### PROBLEM DETAILS
For each line of the data that includes the word "root", copy the line.

(Beginning of RECORDS FOR PROCESSING)

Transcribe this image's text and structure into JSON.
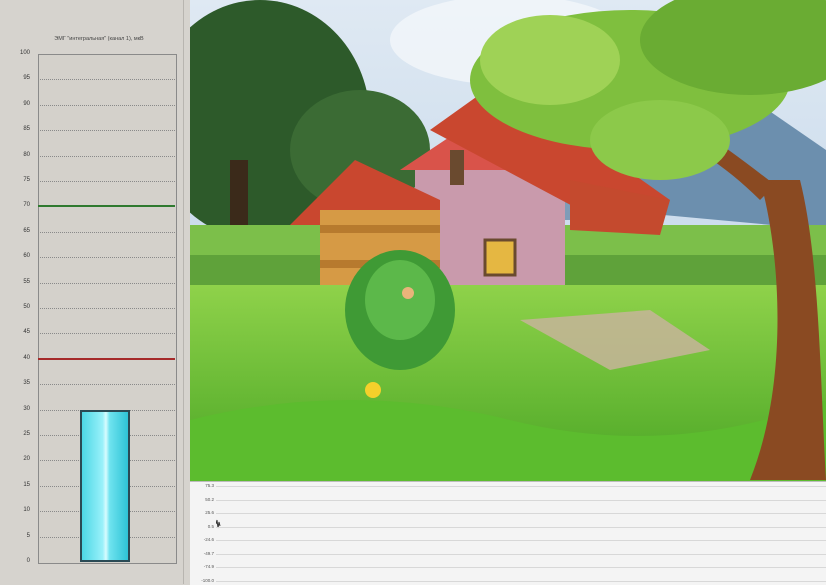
{
  "gauge": {
    "title": "ЭМГ \"интегральная\" (канал 1), мкВ",
    "y_ticks": [
      "100",
      "95",
      "90",
      "85",
      "80",
      "75",
      "70",
      "65",
      "60",
      "55",
      "50",
      "45",
      "40",
      "35",
      "30",
      "25",
      "20",
      "15",
      "10",
      "5",
      "0"
    ],
    "ylim": [
      0,
      100
    ],
    "upper_threshold": 70,
    "lower_threshold": 40,
    "bar_value": 30,
    "colors": {
      "upper_threshold": "#2f7a2f",
      "lower_threshold": "#a52a2a",
      "bar": "#4cd7e6"
    }
  },
  "scene": {
    "description_icon": "cartoon-house-landscape"
  },
  "strip": {
    "y_ticks": [
      "75.3",
      "50.2",
      "25.6",
      "0.5",
      "-24.6",
      "-49.7",
      "-74.9",
      "-100.0"
    ]
  }
}
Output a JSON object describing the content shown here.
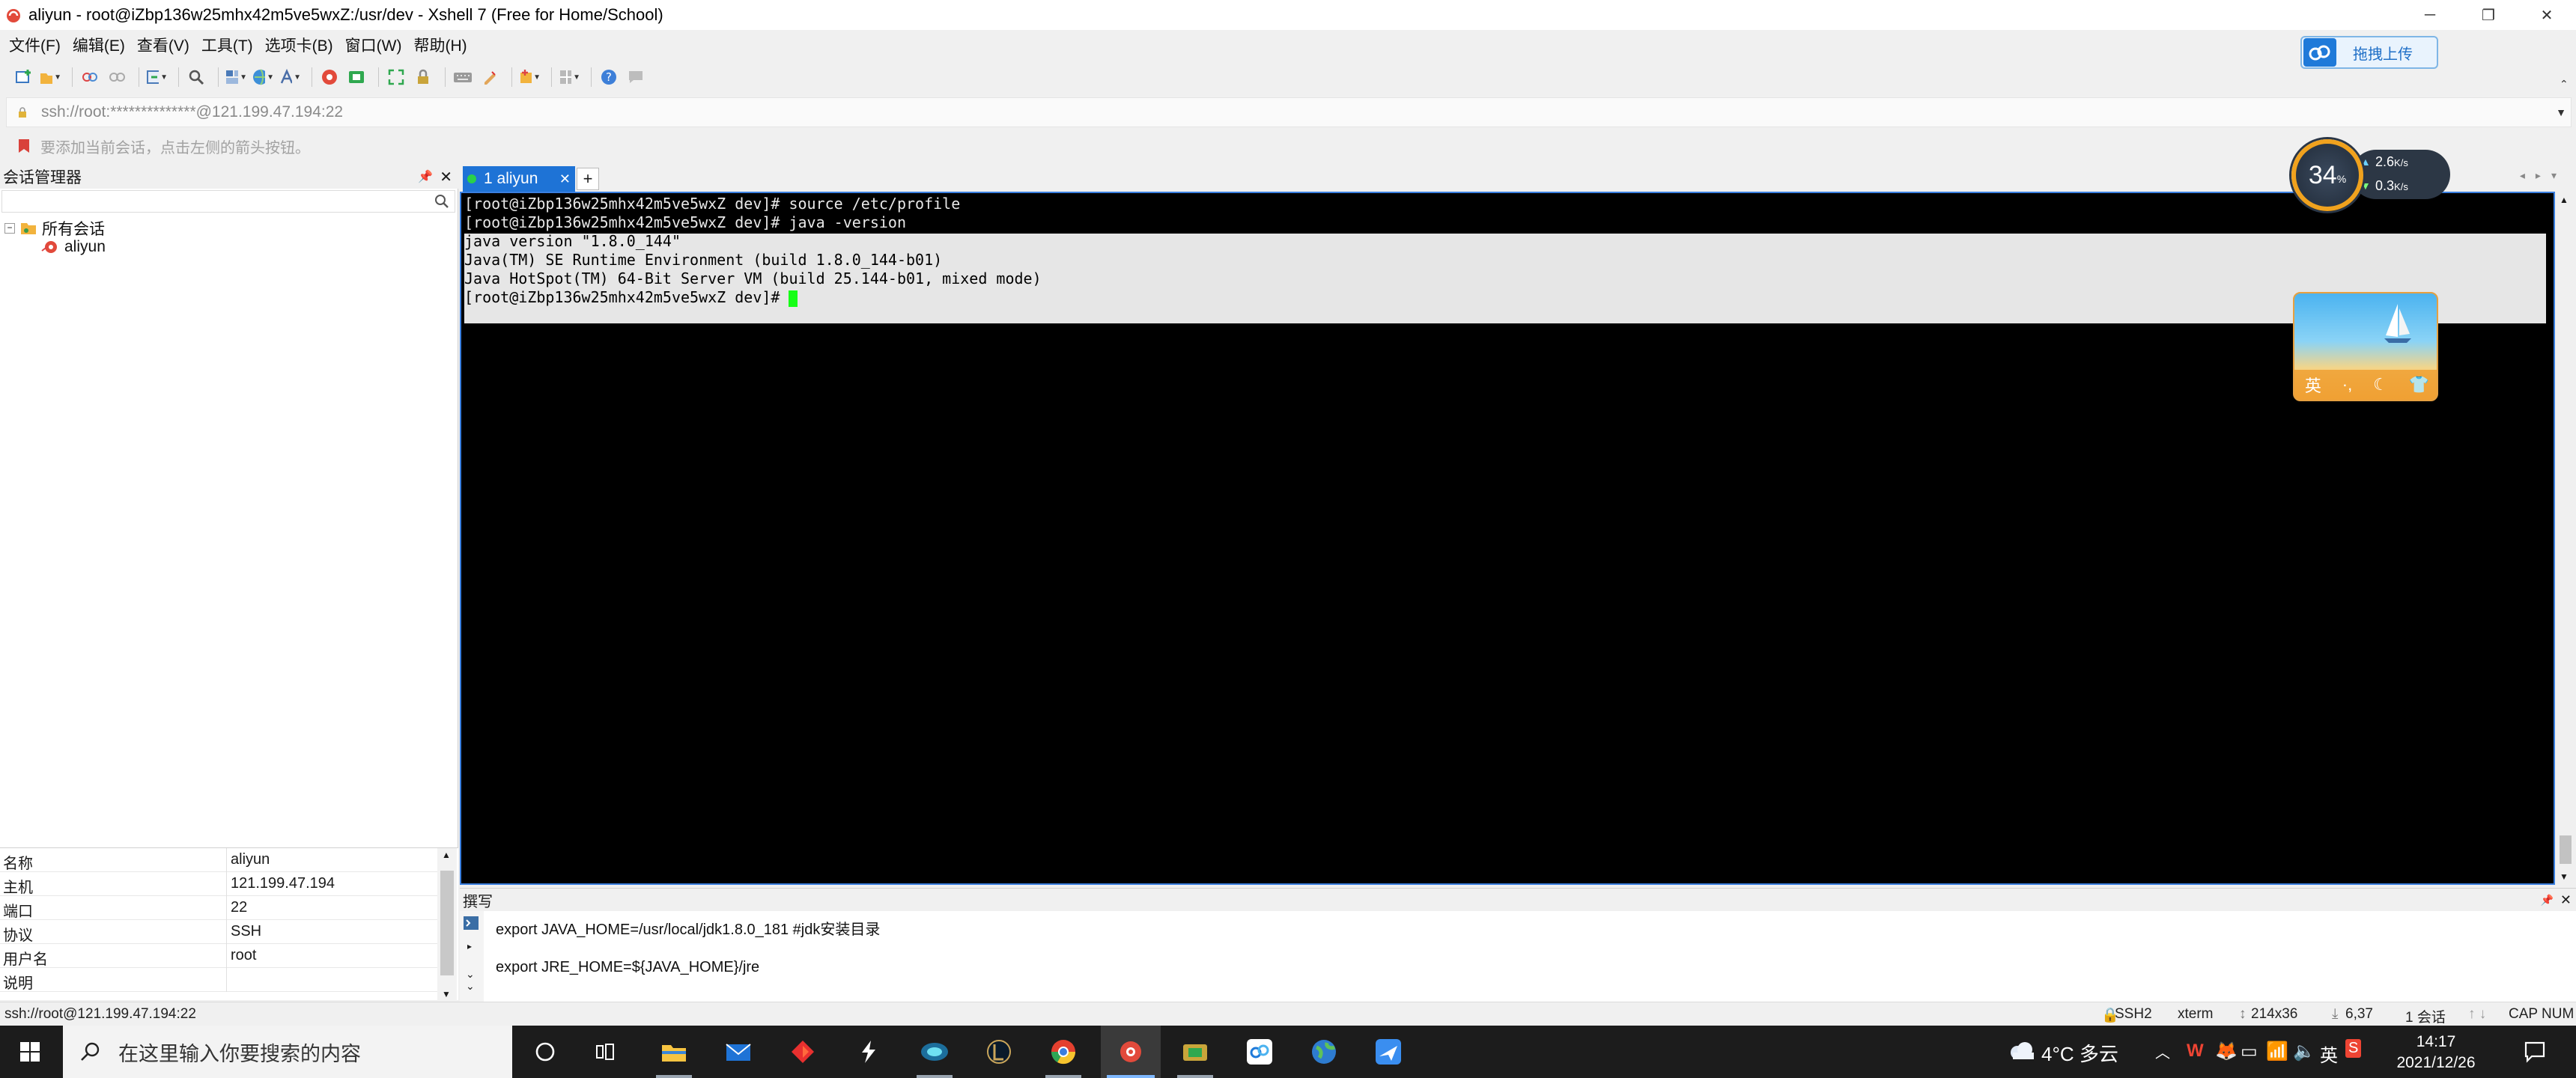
{
  "window": {
    "title": "aliyun - root@iZbp136w25mhx42m5ve5wxZ:/usr/dev - Xshell 7 (Free for Home/School)",
    "controls": {
      "minimize": "─",
      "restore": "❐",
      "close": "✕"
    }
  },
  "menu": [
    "文件(F)",
    "编辑(E)",
    "查看(V)",
    "工具(T)",
    "选项卡(B)",
    "窗口(W)",
    "帮助(H)"
  ],
  "upload_button": "拖拽上传",
  "address_bar": {
    "value": "ssh://root:**************@121.199.47.194:22"
  },
  "hint_bar": {
    "text": "要添加当前会话，点击左侧的箭头按钮。"
  },
  "session_manager": {
    "title": "会话管理器",
    "search_placeholder": "",
    "tree": {
      "root": "所有会话",
      "children": [
        "aliyun"
      ]
    },
    "properties": [
      {
        "key": "名称",
        "value": "aliyun"
      },
      {
        "key": "主机",
        "value": "121.199.47.194"
      },
      {
        "key": "端口",
        "value": "22"
      },
      {
        "key": "协议",
        "value": "SSH"
      },
      {
        "key": "用户名",
        "value": "root"
      },
      {
        "key": "说明",
        "value": ""
      }
    ]
  },
  "tabs": [
    {
      "label": "1 aliyun",
      "active": true
    }
  ],
  "terminal": {
    "lines": [
      "[root@iZbp136w25mhx42m5ve5wxZ dev]# source /etc/profile",
      "[root@iZbp136w25mhx42m5ve5wxZ dev]# java -version",
      "java version \"1.8.0_144\"",
      "Java(TM) SE Runtime Environment (build 1.8.0_144-b01)",
      "Java HotSpot(TM) 64-Bit Server VM (build 25.144-b01, mixed mode)",
      "[root@iZbp136w25mhx42m5ve5wxZ dev]# "
    ]
  },
  "net_monitor": {
    "percent": "34",
    "percent_sign": "%",
    "up": "2.6",
    "down": "0.3",
    "unit": "K/s"
  },
  "ime_widget": {
    "lang": "英"
  },
  "compose": {
    "title": "撰写",
    "lines": [
      "export JAVA_HOME=/usr/local/jdk1.8.0_181  #jdk安装目录",
      "export JRE_HOME=${JAVA_HOME}/jre"
    ]
  },
  "status_bar": {
    "left": "ssh://root@121.199.47.194:22",
    "protocol": "SSH2",
    "term": "xterm",
    "size": "214x36",
    "cursor": "6,37",
    "sessions": "1 会话",
    "caps": "CAP",
    "num": "NUM"
  },
  "taskbar": {
    "search_placeholder": "在这里输入你要搜索的内容",
    "weather": "4°C 多云",
    "ime": "英",
    "time": "14:17",
    "date": "2021/12/26"
  },
  "colors": {
    "accent": "#1e73d6",
    "terminal_bg": "#000000",
    "cursor": "#16ff16",
    "taskbar": "#1c1c1c"
  }
}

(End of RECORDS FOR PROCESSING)

### EXERCISE RESPONSE
    "title": "aliyun - root@iZbp136w25mhx42m5ve5wxZ:/usr/dev - Xshell 7 (Free for Home/School)",
    "value": "ssh://root:**************@121.199.47.194:22"
      "root": "所有会话",
        "value": "root"
      "[root@iZbp136w25mhx42m5ve5wxZ dev]# source /etc/profile",
      "[root@iZbp136w25mhx42m5ve5wxZ dev]# java -version",
      "[root@iZbp136w25mhx42m5ve5wxZ dev]# "
    "left": "ssh://root@121.199.47.194:22",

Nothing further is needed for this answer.